Conference on Emerging Issues in Food Safety
Speakers urge Islamic ways to ensure Halal food
FAISALABAD: Pakistan can be a leading Halal food market by meeting international standards of Halal-HACCP (Hazard Analysis and Critical Control Points) because the sector has over two billion consumers across the world.
This was stated by the speakers on the second day of the international conference titled ‘Emerging Issues in Food Safety’ arranged by the National Institute of Food Science and Technology at New Senate Hall, University of Agriculture, Faisalabad. The conference was presided over by Justice (retd) Khalilur Rehman. Speaking on the occasion, Justice (retd) Khalilur Rehman stressed the need to develop a comprehensive mechanism to remove the contamination of non-Halal material and practices in the ‘Halal’ food by fully following the injunctions of Islam at slaughterhouses.
He asked the Punjab Agriculture Meat Company set up by the Punjab government for achieving the target of removing adulteration in Halal food in the country. He said: “Many daily-use items contain ingredients which are not Halal, but the people are ignorant of it. We should make sure before purchasing an item. Other countries have made a mechanism to end adulteration in food. We should learn from it.”
Dr Winai Dahlan, Director Halal Science Centre, Chulalongkorn University, Bangkok said that Thailand was emerging as one of the largest exporters of the Halal food. He said that total Thai population was 68 million with Muslims 5.5 million (8 per cent). He said all process in the supply chain from raw materials and production to distribution must be free of non-halal items.
NIFSAT Director General Prof Dr Faqir Muhammad said that Halal food should be free of filth. “It should not be prepared, processed, produced or manufactured using filthy utensils, equipment and/or machinery,” he maintained. Dr Nadeem Riaz from Texas A & M University called for the standardization of international standard of Halal HACCP in the country to make the food pure Halal. He highlighted other factors, including poor sanitation and use of washing soaps containing non-halal ingredients. He called for taking tangible steps to end this practice.

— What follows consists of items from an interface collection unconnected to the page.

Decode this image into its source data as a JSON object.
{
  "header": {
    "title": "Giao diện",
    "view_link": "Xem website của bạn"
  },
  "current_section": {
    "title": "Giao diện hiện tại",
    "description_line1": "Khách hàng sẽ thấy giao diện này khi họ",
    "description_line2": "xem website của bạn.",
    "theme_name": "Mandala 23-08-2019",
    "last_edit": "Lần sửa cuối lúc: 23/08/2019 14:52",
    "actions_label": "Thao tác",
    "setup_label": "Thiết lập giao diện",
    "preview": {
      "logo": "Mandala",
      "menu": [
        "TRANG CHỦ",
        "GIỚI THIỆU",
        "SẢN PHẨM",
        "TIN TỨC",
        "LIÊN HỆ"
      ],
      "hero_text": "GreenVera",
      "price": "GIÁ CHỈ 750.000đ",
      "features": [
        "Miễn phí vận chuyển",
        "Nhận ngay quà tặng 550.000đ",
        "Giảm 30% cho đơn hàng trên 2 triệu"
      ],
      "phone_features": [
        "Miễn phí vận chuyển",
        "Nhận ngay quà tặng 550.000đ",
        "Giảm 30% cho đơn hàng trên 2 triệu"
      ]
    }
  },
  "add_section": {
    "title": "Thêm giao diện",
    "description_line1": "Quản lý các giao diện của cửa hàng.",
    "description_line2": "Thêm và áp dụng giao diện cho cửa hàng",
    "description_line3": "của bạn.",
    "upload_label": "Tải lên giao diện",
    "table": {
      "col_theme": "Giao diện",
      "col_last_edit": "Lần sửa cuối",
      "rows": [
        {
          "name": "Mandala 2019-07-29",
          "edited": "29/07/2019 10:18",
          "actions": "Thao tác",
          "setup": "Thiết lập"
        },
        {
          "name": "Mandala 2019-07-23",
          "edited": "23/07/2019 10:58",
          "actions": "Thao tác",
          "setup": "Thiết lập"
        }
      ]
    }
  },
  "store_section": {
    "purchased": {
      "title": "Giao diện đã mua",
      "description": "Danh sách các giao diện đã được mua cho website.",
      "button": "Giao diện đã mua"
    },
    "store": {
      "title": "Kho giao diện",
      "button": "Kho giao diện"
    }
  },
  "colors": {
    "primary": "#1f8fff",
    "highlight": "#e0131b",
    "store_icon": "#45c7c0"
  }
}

Dr Tipayanate Ariyaptipan, Halal Science Centre, Chulalongkorn University, Bangkok briefed the audience about the combined laboratory techniques for screening of Haram adulterated in food products available in Thai-Muslim market. PAMCO CEO Dr Hamid Jalil and NIFSAT’s Prof Dr Javaid Akram also spoke.
FAISALABAD: Pakistan can become a leading Halal food market and tap two billion consumers worldwide if it meets international standards.

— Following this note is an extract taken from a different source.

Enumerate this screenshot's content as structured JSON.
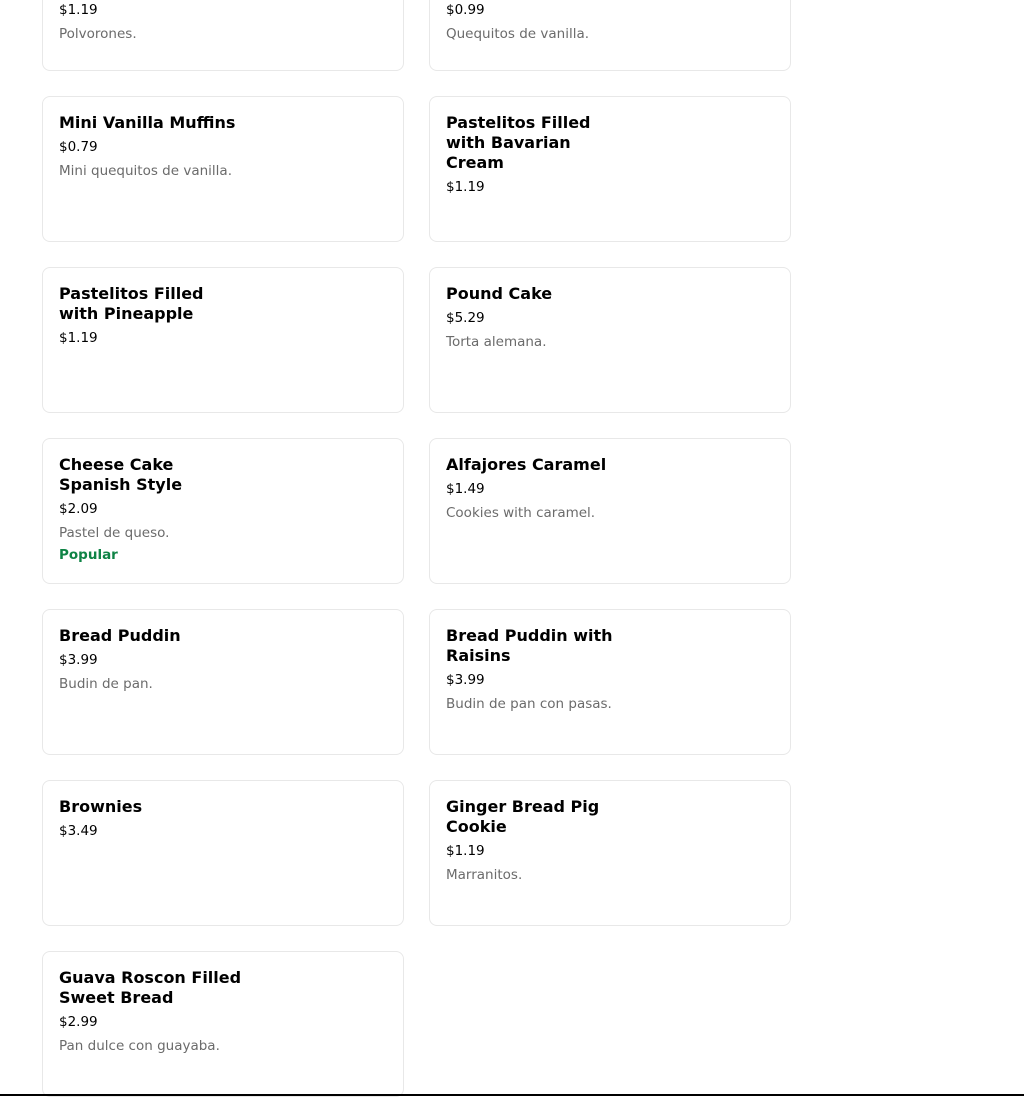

This was the key remark made by the speakers on the second day of an international conference titled “Emerging Issues in Food Safety” at University of Agriculture, Faisalabad on Tuesday.

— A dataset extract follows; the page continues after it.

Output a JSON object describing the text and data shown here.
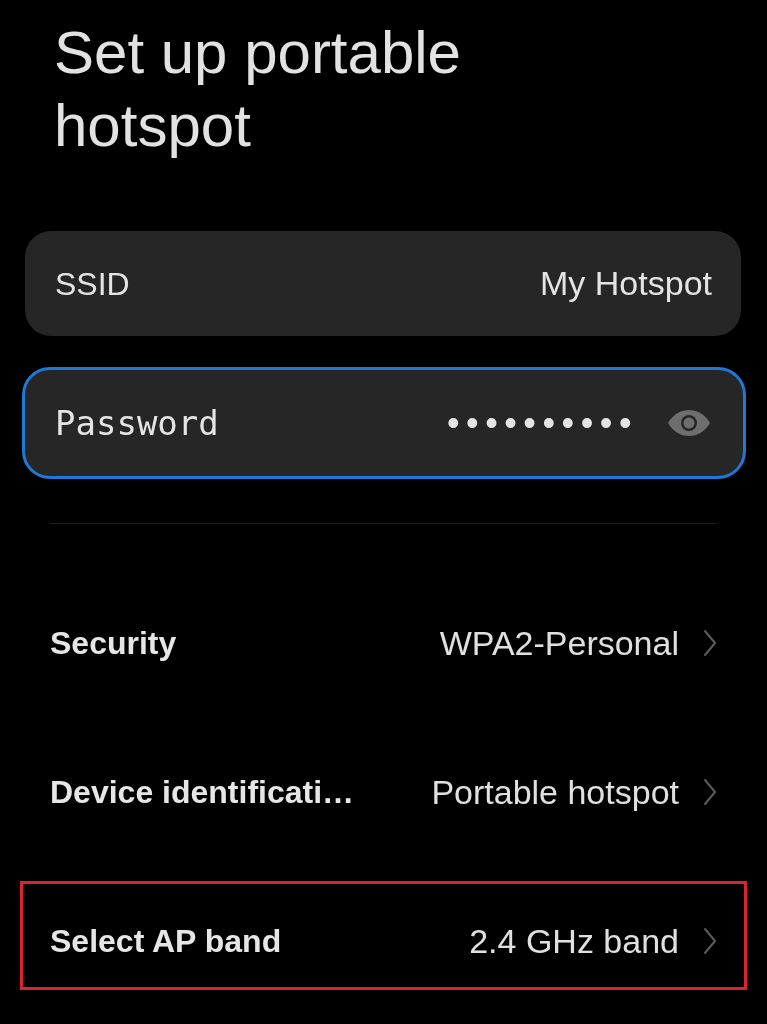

Dr Nadeem Riaz, Research Scientist & Director of the A&M University, Texas called for standardisation of hazard analysis and critical control points in the country to make food purely Halal.
Hazard analysis and critical control points is a systematic preventive approach to food safety that addresses physical, chemical and biological hazards as a means of prevention rather than finished product inspection.
He also shed light on other factors including poor sanitation situation and use of washing soaps which contain non-Halal contents.
He said a transparent system of Halal auditing, not just mere inspection, is a welcome approach to remove any suspicion about a manufactured product.
Former justice Khalilur Rehman, who was the chief guest, stressed the need for developing a comprehensive mechanism to remove contamination in Halal goods.
He pinned hope on the Punjab Agriculture Meat Company, established by the provincial government, for addressing the issue of adulteration in Halal food.
Dr Tipayanate Ariyaptipan of Halal Science Centre, Chulalongkorn University, Bangkok briefed about the combined laboratory techniques for screening adulterated food products available in the Thai Muslim market.